EXERCISE OBJECTIVE:
Where a line in the listing below holds the word "Azure", count that line; give the total alone.

EXTRACTED DATA:
# # # # # # #

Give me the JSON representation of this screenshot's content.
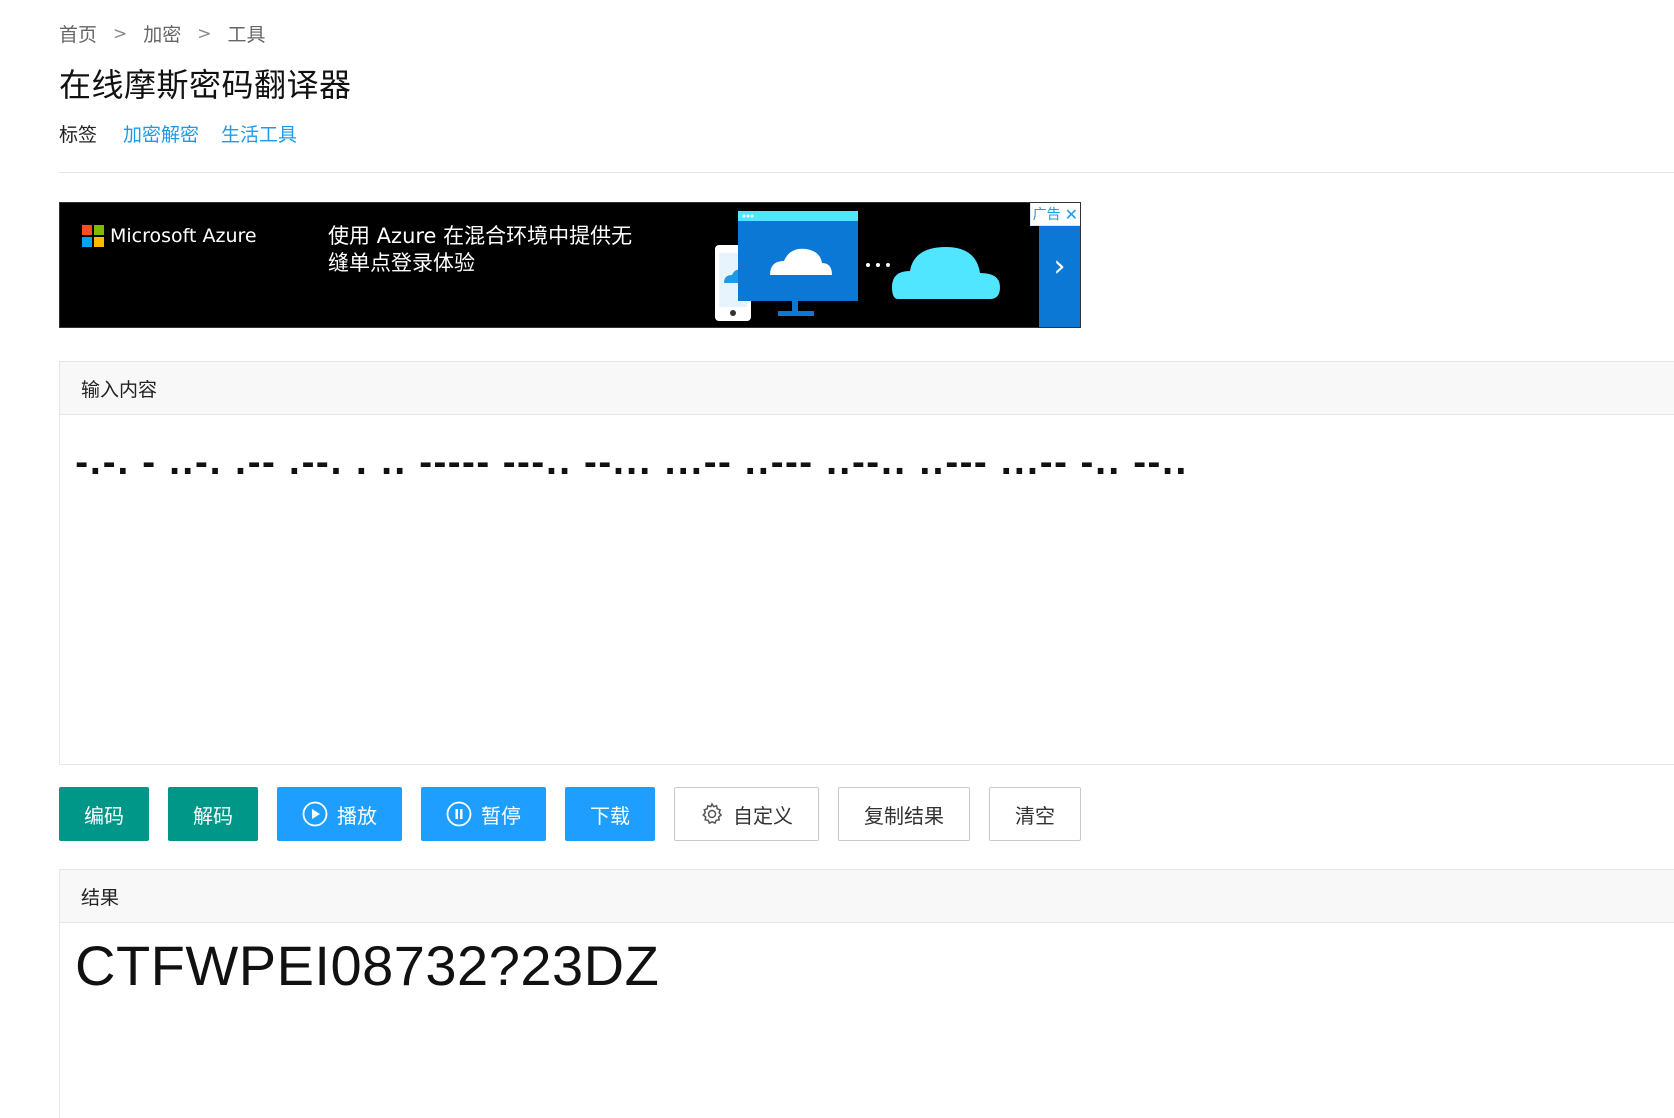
{
  "breadcrumb": {
    "home": "首页",
    "sep": ">",
    "category": "加密",
    "section": "工具"
  },
  "page": {
    "title": "在线摩斯密码翻译器"
  },
  "tags": {
    "label": "标签",
    "items": [
      "加密解密",
      "生活工具"
    ]
  },
  "ad": {
    "brand": "Microsoft Azure",
    "line1": "使用 Azure 在混合环境中提供无",
    "line2": "缝单点登录体验",
    "badge": "广告",
    "close": "✕",
    "arrow": "›",
    "colors": {
      "background": "#000000",
      "arrow_bg": "#0a78d4",
      "cloud": "#50e6ff",
      "monitor": "#0a78d4"
    }
  },
  "input": {
    "header": "输入内容",
    "value": "-.-. - ..-. .-- .--. . .. ----- ---.. --... ...-- ..--- ..--.. ..--- ...-- -.. --.."
  },
  "buttons": {
    "encode": "编码",
    "decode": "解码",
    "play": "播放",
    "pause": "暂停",
    "download": "下载",
    "custom": "自定义",
    "copy": "复制结果",
    "clear": "清空"
  },
  "result": {
    "header": "结果",
    "value": "CTFWPEI08732?23DZ"
  },
  "colors": {
    "teal": "#009688",
    "blue": "#1e9fff",
    "link": "#1e9be6"
  }
}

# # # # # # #

TASK SOLUTION:
2